Reliability & safety
Kia is getting better all the time, there's no doubt about that. Placing seventh in the manufacturers section of the 2013 Auto Express Driver Power customer satisfaction survey, it's actually climbed a healthy five places on its 2012 position, and if it continues at this rate, it well join the likes of Lexus and Skoda in the top spots. The Optima itself doesn’t rank in the top 150 cars, but it has been on sale elsewhere in the world since 2009 and no major reliability issues have been reported yet. If you need even more peace of mind, Kia offers a seven-year or 100,000-mile warranty that can even be passed on to next owners of the car when you do decide that the time has come to sell it second-hand. No car company would offer as long and generous as warranty as Kia does unless it truly believed in the reliability of its product. The Kia Optima still hasn’t been put through the Euro NCAP crash safety test, but it was awarded the top score in the US equivalent. It is the sister car of the Hyundai i40, which did secure the maximum five-star rating, so you can expect similar from the Optima. Plus, every car comes equipped with driver, passenger and curtain airbags, traction control, ABS and electronic stability control as standard.
Engines, drive & performance
Even though a 2.0-litre petrol model and a hybrid version were promised for 2012, the Optima is still currently only available with a 134bhp 1.7-litre diesel engine, paired with either a six-speed manual or automatic gearbox. The diesel's not especially quick – going from 0-62mph in 10.5 seconds – but it actually feels brisk enough and is suitably quiet while on the move. The Ford Mondeo still handles better, but there's no body roll when driving around corners and the steering is nicely responsive. It’ll never be the choice of keen drivers, but it is a decent all-round family saloon to drive.
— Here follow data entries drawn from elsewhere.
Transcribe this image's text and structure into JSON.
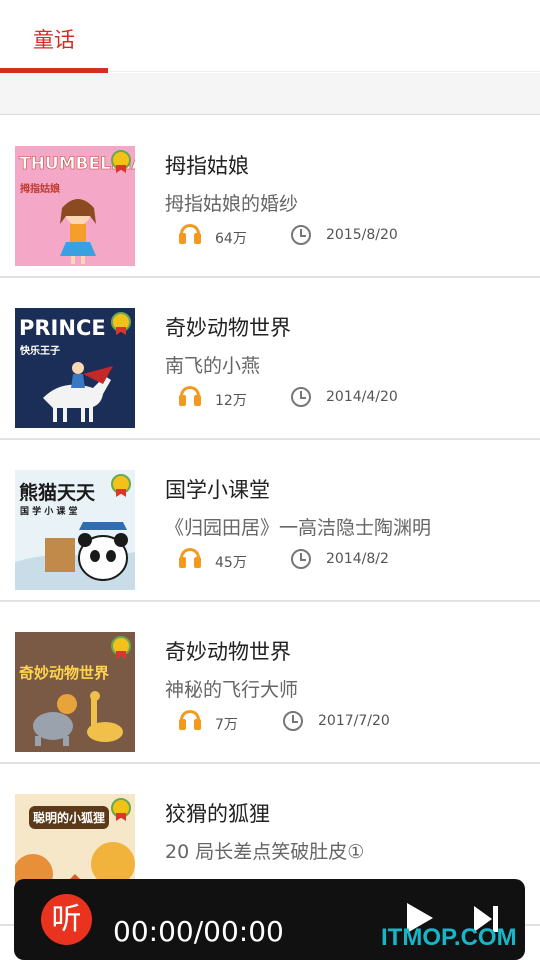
{
  "tabs": [
    {
      "label": "童话",
      "active": true
    }
  ],
  "accent_color": "#d32f1f",
  "items": [
    {
      "title": "拇指姑娘",
      "subtitle": "拇指姑娘的婚纱",
      "plays": "64万",
      "date": "2015/8/20",
      "cover_text": "THUMBELINA",
      "cover_sub": "拇指姑娘",
      "cover_color": "#f4a7c6"
    },
    {
      "title": "奇妙动物世界",
      "subtitle": "南飞的小燕",
      "plays": "12万",
      "date": "2014/4/20",
      "cover_text": "PRINCE",
      "cover_sub": "快乐王子",
      "cover_color": "#1b2e58"
    },
    {
      "title": "国学小课堂",
      "subtitle": "《归园田居》一高洁隐士陶渊明",
      "plays": "45万",
      "date": "2014/8/2",
      "cover_text": "熊猫天天",
      "cover_sub": "国 学 小 课 堂",
      "cover_color": "#e8f2f7"
    },
    {
      "title": "奇妙动物世界",
      "subtitle": "神秘的飞行大师",
      "plays": "7万",
      "date": "2017/7/20",
      "cover_text": "奇妙动物世界",
      "cover_sub": "",
      "cover_color": "#7a5a44"
    },
    {
      "title": "狡猾的狐狸",
      "subtitle": "20 局长差点笑破肚皮①",
      "plays": "",
      "date": "",
      "cover_text": "聪明的小狐狸",
      "cover_sub": "",
      "cover_color": "#f6e7c8"
    }
  ],
  "player": {
    "listen_label": "听",
    "time": "00:00/00:00"
  },
  "watermark": "ITMOP.COM"
}
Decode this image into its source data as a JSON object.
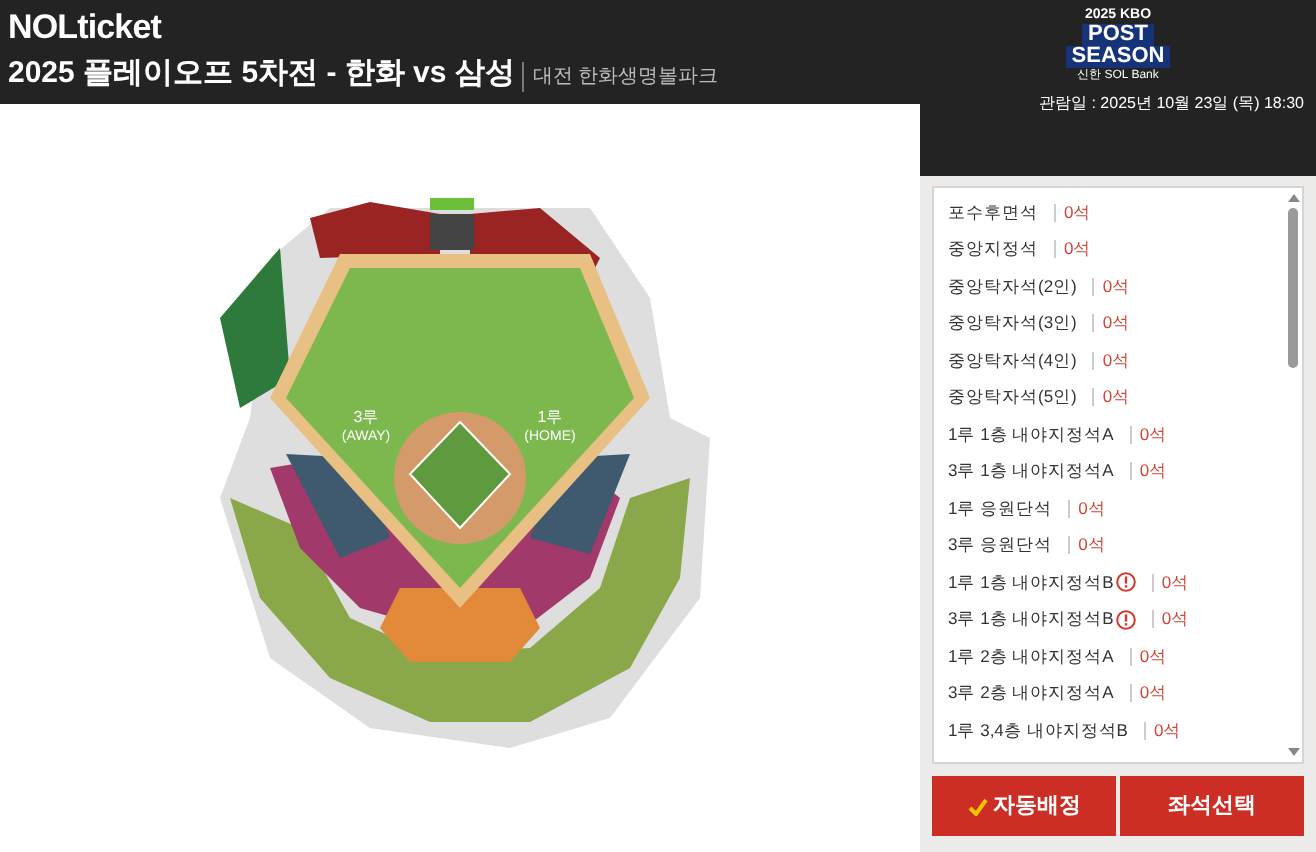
{
  "header": {
    "logo": "NOLticket",
    "title": "2025 플레이오프 5차전 - 한화 vs 삼성",
    "venue": "대전 한화생명볼파크"
  },
  "badge": {
    "year": "2025",
    "league": "KBO",
    "line1": "POST",
    "line2": "SEASON",
    "sponsor": "신한 SOL Bank"
  },
  "date": "관람일 : 2025년 10월 23일 (목) 18:30",
  "map": {
    "labels": [
      "3루",
      "(AWAY)",
      "1루",
      "(HOME)"
    ]
  },
  "seats": [
    {
      "name": "포수후면석",
      "count": "0석",
      "warning": false
    },
    {
      "name": "중앙지정석",
      "count": "0석",
      "warning": false
    },
    {
      "name": "중앙탁자석(2인)",
      "count": "0석",
      "warning": false
    },
    {
      "name": "중앙탁자석(3인)",
      "count": "0석",
      "warning": false
    },
    {
      "name": "중앙탁자석(4인)",
      "count": "0석",
      "warning": false
    },
    {
      "name": "중앙탁자석(5인)",
      "count": "0석",
      "warning": false
    },
    {
      "name": "1루 1층 내야지정석A",
      "count": "0석",
      "warning": false
    },
    {
      "name": "3루 1층 내야지정석A",
      "count": "0석",
      "warning": false
    },
    {
      "name": "1루 응원단석",
      "count": "0석",
      "warning": false
    },
    {
      "name": "3루 응원단석",
      "count": "0석",
      "warning": false
    },
    {
      "name": "1루 1층 내야지정석B",
      "count": "0석",
      "warning": true
    },
    {
      "name": "3루 1층 내야지정석B",
      "count": "0석",
      "warning": true
    },
    {
      "name": "1루 2층 내야지정석A",
      "count": "0석",
      "warning": false
    },
    {
      "name": "3루 2층 내야지정석A",
      "count": "0석",
      "warning": false
    },
    {
      "name": "1루 3,4층 내야지정석B",
      "count": "0석",
      "warning": false
    }
  ],
  "buttons": [
    {
      "label": "자동배정",
      "kind": "auto"
    },
    {
      "label": "좌석선택",
      "kind": "select"
    }
  ]
}
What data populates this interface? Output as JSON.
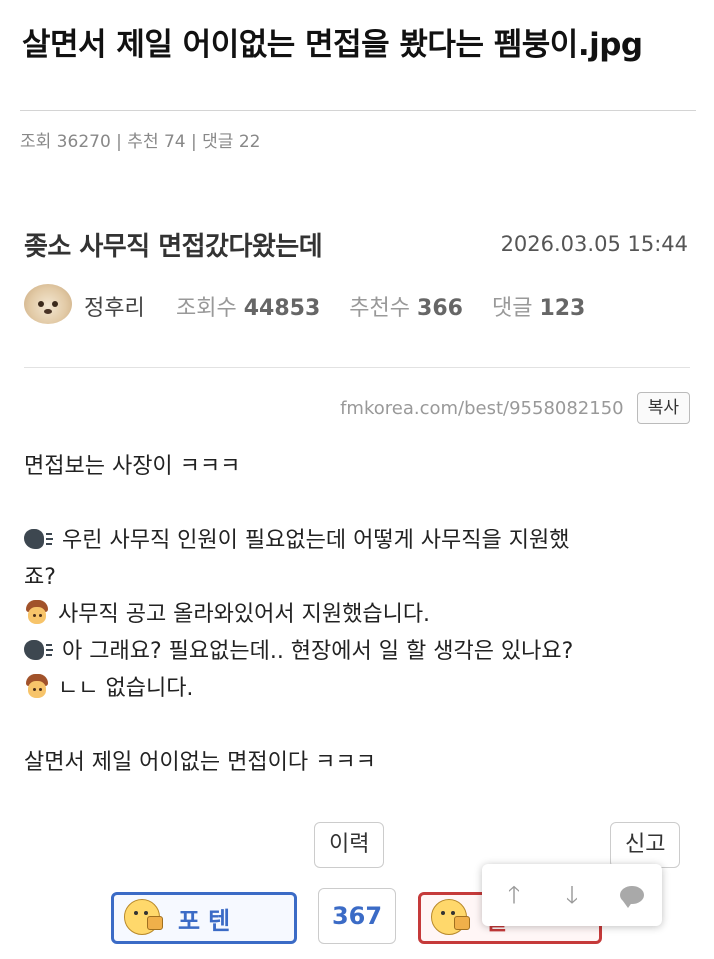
{
  "page": {
    "title": "살면서 제일 어이없는 면접을 봤다는 펨붕이.jpg",
    "meta": "조회 36270 | 추천 74 | 댓글 22"
  },
  "post": {
    "title": "좆소 사무직 면접갔다왔는데",
    "date": "2026.03.05 15:44",
    "author": "정후리",
    "stats": {
      "views_label": "조회수",
      "views": "44853",
      "recommend_label": "추천수",
      "recommend": "366",
      "comments_label": "댓글",
      "comments": "123"
    },
    "url": "fmkorea.com/best/9558082150",
    "copy_label": "복사",
    "lines": [
      "면접보는 사장이 ㅋㅋㅋ",
      "",
      "우린 사무직 인원이 필요없는데 어떻게 사무직을 지원했",
      "죠?",
      "사무직 공고 올라와있어서 지원했습니다.",
      "아 그래요? 필요없는데.. 현장에서 일 할 생각은 있나요?",
      "ㄴㄴ 없습니다.",
      "",
      "살면서 제일 어이없는 면접이다 ㅋㅋㅋ"
    ],
    "icons": {
      "speaking_head": "speaking-head-icon",
      "man": "man-icon"
    }
  },
  "actions": {
    "history_label": "이력",
    "report_label": "신고",
    "vote_up_label": "포텐",
    "vote_count": "367",
    "vote_down_label": "실"
  },
  "colors": {
    "vote_up": "#3b6bc6",
    "vote_down": "#c53a3a"
  }
}
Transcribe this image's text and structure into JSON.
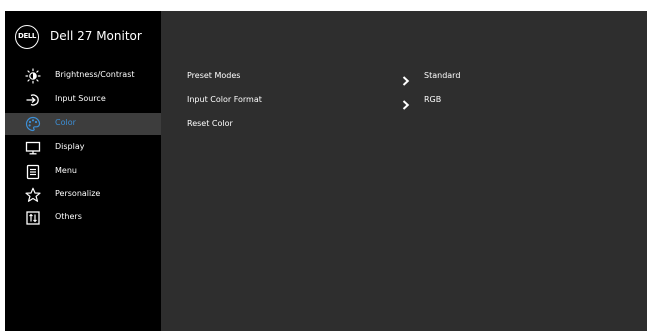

Price, value for money & options
Kia is no longer the budget brand of old, but with Dacia not occupying that place in the market, the Korean car maker is even freer to continue its attack on the mainstream brands. The Optima is also now actually cheaper it was on launch, even though it starts at a higher spec. It comes with a generous amount of equipment for its low price tag, including cruise control, dual automatic climate control, alloy wheels, Bluetooth connectivity, part-leather trim, electrically adjustable heated seats and a reversing camera all equipped as standard. Kias don’t have great resale value on the used car market, however, but this is improving and it's only a matter time given the brand's quality and superb reliability.